### ASSIGNMENT
Nothing but the text of the records should come back; copy it exactly and leave the pictures out.

### RECORDS FOR THIS EXERCISE
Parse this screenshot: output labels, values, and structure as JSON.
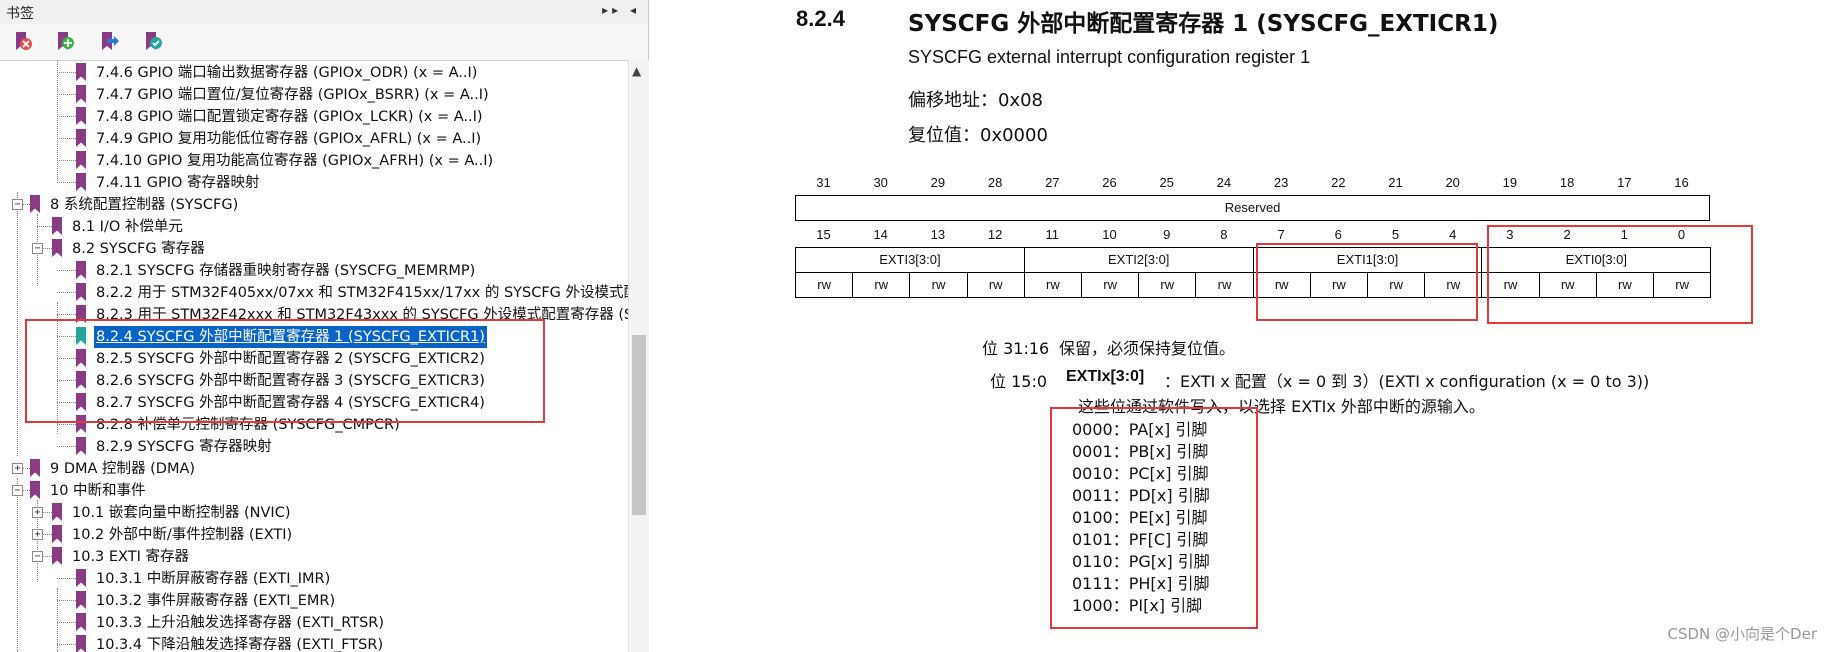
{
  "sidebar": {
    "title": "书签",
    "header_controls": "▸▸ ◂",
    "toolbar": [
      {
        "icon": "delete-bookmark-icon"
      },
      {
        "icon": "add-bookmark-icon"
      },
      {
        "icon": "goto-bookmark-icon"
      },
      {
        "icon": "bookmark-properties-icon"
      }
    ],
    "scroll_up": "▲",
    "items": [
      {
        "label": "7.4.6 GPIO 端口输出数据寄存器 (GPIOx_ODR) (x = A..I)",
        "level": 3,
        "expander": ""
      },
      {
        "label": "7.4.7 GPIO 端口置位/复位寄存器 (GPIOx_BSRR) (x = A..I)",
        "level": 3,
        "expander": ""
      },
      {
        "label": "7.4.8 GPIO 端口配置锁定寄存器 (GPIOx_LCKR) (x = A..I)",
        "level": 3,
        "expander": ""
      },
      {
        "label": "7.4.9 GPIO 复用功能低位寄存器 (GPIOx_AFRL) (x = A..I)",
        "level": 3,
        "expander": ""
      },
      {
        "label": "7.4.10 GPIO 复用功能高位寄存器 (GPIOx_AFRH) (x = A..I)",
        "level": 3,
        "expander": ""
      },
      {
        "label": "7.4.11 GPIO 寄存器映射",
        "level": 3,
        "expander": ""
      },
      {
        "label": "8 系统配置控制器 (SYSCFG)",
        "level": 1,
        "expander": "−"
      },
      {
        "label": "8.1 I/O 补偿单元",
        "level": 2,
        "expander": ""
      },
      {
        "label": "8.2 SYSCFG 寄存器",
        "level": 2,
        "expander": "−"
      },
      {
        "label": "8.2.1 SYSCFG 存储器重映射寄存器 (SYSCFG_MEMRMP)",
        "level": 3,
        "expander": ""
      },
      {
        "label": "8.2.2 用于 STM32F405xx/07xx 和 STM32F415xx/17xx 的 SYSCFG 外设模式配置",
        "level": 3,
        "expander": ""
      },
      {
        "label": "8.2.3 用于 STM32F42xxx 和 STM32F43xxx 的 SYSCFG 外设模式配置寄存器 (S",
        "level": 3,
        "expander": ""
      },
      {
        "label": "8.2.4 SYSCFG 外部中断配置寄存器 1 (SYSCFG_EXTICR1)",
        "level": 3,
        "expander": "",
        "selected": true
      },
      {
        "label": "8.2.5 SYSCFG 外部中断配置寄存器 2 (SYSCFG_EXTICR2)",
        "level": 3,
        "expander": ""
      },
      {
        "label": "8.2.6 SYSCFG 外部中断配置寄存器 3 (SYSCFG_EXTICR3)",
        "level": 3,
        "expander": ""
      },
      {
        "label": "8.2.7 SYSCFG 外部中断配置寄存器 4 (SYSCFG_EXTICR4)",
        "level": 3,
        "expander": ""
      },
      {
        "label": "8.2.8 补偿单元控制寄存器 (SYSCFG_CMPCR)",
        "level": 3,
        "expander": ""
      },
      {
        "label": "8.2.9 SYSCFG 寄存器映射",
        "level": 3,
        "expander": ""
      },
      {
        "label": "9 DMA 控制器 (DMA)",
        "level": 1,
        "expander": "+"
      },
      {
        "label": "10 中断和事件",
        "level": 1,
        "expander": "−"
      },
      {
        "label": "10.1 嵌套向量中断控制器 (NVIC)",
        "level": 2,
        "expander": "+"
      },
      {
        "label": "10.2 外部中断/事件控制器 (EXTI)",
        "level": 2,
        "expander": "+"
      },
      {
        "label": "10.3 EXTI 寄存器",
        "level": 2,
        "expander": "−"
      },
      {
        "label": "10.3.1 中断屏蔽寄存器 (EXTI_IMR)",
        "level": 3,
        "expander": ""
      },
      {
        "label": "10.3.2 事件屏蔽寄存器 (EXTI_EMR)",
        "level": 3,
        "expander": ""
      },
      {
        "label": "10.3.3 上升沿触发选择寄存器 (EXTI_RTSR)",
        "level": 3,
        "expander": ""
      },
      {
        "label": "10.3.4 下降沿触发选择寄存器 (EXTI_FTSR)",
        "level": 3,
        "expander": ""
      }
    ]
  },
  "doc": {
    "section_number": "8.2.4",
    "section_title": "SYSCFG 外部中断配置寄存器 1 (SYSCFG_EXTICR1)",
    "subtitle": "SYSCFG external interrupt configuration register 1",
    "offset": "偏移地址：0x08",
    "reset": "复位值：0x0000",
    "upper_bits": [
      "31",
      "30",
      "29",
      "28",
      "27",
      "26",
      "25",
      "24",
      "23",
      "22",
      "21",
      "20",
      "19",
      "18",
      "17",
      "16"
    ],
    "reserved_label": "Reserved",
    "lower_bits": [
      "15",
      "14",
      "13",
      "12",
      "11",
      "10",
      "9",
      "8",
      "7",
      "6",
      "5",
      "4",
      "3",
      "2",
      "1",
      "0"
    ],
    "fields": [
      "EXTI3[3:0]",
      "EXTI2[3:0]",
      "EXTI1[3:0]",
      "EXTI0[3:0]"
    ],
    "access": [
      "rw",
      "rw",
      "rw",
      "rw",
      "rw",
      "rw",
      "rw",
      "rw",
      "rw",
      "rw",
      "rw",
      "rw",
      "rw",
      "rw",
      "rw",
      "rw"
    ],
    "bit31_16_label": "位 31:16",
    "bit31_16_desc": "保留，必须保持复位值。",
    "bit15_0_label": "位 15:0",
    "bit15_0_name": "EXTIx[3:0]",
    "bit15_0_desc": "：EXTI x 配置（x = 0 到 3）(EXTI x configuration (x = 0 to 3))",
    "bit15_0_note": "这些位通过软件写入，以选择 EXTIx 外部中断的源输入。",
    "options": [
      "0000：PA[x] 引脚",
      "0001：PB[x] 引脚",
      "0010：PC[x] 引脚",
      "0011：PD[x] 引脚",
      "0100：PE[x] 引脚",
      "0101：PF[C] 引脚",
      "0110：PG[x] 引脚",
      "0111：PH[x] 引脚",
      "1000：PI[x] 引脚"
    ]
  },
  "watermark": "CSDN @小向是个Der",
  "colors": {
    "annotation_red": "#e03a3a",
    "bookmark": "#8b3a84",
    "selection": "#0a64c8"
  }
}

### FINISHED TASK
Parse this screenshot: output labels, values, and structure as JSON.
{
  "sidebar": {
    "title": "书签",
    "header_controls": "▸▸ ◂",
    "toolbar": [
      {
        "icon": "delete-bookmark-icon"
      },
      {
        "icon": "add-bookmark-icon"
      },
      {
        "icon": "goto-bookmark-icon"
      },
      {
        "icon": "bookmark-properties-icon"
      }
    ],
    "scroll_up": "▲",
    "items": [
      {
        "label": "7.4.6 GPIO 端口输出数据寄存器 (GPIOx_ODR) (x = A..I)",
        "level": 3,
        "expander": ""
      },
      {
        "label": "7.4.7 GPIO 端口置位/复位寄存器 (GPIOx_BSRR) (x = A..I)",
        "level": 3,
        "expander": ""
      },
      {
        "label": "7.4.8 GPIO 端口配置锁定寄存器 (GPIOx_LCKR) (x = A..I)",
        "level": 3,
        "expander": ""
      },
      {
        "label": "7.4.9 GPIO 复用功能低位寄存器 (GPIOx_AFRL) (x = A..I)",
        "level": 3,
        "expander": ""
      },
      {
        "label": "7.4.10 GPIO 复用功能高位寄存器 (GPIOx_AFRH) (x = A..I)",
        "level": 3,
        "expander": ""
      },
      {
        "label": "7.4.11 GPIO 寄存器映射",
        "level": 3,
        "expander": ""
      },
      {
        "label": "8 系统配置控制器 (SYSCFG)",
        "level": 1,
        "expander": "−"
      },
      {
        "label": "8.1 I/O 补偿单元",
        "level": 2,
        "expander": ""
      },
      {
        "label": "8.2 SYSCFG 寄存器",
        "level": 2,
        "expander": "−"
      },
      {
        "label": "8.2.1 SYSCFG 存储器重映射寄存器 (SYSCFG_MEMRMP)",
        "level": 3,
        "expander": ""
      },
      {
        "label": "8.2.2 用于 STM32F405xx/07xx 和 STM32F415xx/17xx 的 SYSCFG 外设模式配置",
        "level": 3,
        "expander": ""
      },
      {
        "label": "8.2.3 用于 STM32F42xxx 和 STM32F43xxx 的 SYSCFG 外设模式配置寄存器 (S",
        "level": 3,
        "expander": ""
      },
      {
        "label": "8.2.4 SYSCFG 外部中断配置寄存器 1 (SYSCFG_EXTICR1)",
        "level": 3,
        "expander": "",
        "selected": true
      },
      {
        "label": "8.2.5 SYSCFG 外部中断配置寄存器 2 (SYSCFG_EXTICR2)",
        "level": 3,
        "expander": ""
      },
      {
        "label": "8.2.6 SYSCFG 外部中断配置寄存器 3 (SYSCFG_EXTICR3)",
        "level": 3,
        "expander": ""
      },
      {
        "label": "8.2.7 SYSCFG 外部中断配置寄存器 4 (SYSCFG_EXTICR4)",
        "level": 3,
        "expander": ""
      },
      {
        "label": "8.2.8 补偿单元控制寄存器 (SYSCFG_CMPCR)",
        "level": 3,
        "expander": ""
      },
      {
        "label": "8.2.9 SYSCFG 寄存器映射",
        "level": 3,
        "expander": ""
      },
      {
        "label": "9 DMA 控制器 (DMA)",
        "level": 1,
        "expander": "+"
      },
      {
        "label": "10 中断和事件",
        "level": 1,
        "expander": "−"
      },
      {
        "label": "10.1 嵌套向量中断控制器 (NVIC)",
        "level": 2,
        "expander": "+"
      },
      {
        "label": "10.2 外部中断/事件控制器 (EXTI)",
        "level": 2,
        "expander": "+"
      },
      {
        "label": "10.3 EXTI 寄存器",
        "level": 2,
        "expander": "−"
      },
      {
        "label": "10.3.1 中断屏蔽寄存器 (EXTI_IMR)",
        "level": 3,
        "expander": ""
      },
      {
        "label": "10.3.2 事件屏蔽寄存器 (EXTI_EMR)",
        "level": 3,
        "expander": ""
      },
      {
        "label": "10.3.3 上升沿触发选择寄存器 (EXTI_RTSR)",
        "level": 3,
        "expander": ""
      },
      {
        "label": "10.3.4 下降沿触发选择寄存器 (EXTI_FTSR)",
        "level": 3,
        "expander": ""
      }
    ]
  },
  "doc": {
    "section_number": "8.2.4",
    "section_title": "SYSCFG 外部中断配置寄存器 1 (SYSCFG_EXTICR1)",
    "subtitle": "SYSCFG external interrupt configuration register 1",
    "offset": "偏移地址：0x08",
    "reset": "复位值：0x0000",
    "upper_bits": [
      "31",
      "30",
      "29",
      "28",
      "27",
      "26",
      "25",
      "24",
      "23",
      "22",
      "21",
      "20",
      "19",
      "18",
      "17",
      "16"
    ],
    "reserved_label": "Reserved",
    "lower_bits": [
      "15",
      "14",
      "13",
      "12",
      "11",
      "10",
      "9",
      "8",
      "7",
      "6",
      "5",
      "4",
      "3",
      "2",
      "1",
      "0"
    ],
    "fields": [
      "EXTI3[3:0]",
      "EXTI2[3:0]",
      "EXTI1[3:0]",
      "EXTI0[3:0]"
    ],
    "access": [
      "rw",
      "rw",
      "rw",
      "rw",
      "rw",
      "rw",
      "rw",
      "rw",
      "rw",
      "rw",
      "rw",
      "rw",
      "rw",
      "rw",
      "rw",
      "rw"
    ],
    "bit31_16_label": "位 31:16",
    "bit31_16_desc": "保留，必须保持复位值。",
    "bit15_0_label": "位 15:0",
    "bit15_0_name": "EXTIx[3:0]",
    "bit15_0_desc": "：EXTI x 配置（x = 0 到 3）(EXTI x configuration (x = 0 to 3))",
    "bit15_0_note": "这些位通过软件写入，以选择 EXTIx 外部中断的源输入。",
    "options": [
      "0000：PA[x] 引脚",
      "0001：PB[x] 引脚",
      "0010：PC[x] 引脚",
      "0011：PD[x] 引脚",
      "0100：PE[x] 引脚",
      "0101：PF[C] 引脚",
      "0110：PG[x] 引脚",
      "0111：PH[x] 引脚",
      "1000：PI[x] 引脚"
    ]
  },
  "watermark": "CSDN @小向是个Der",
  "colors": {
    "annotation_red": "#e03a3a",
    "bookmark": "#8b3a84",
    "selection": "#0a64c8"
  }
}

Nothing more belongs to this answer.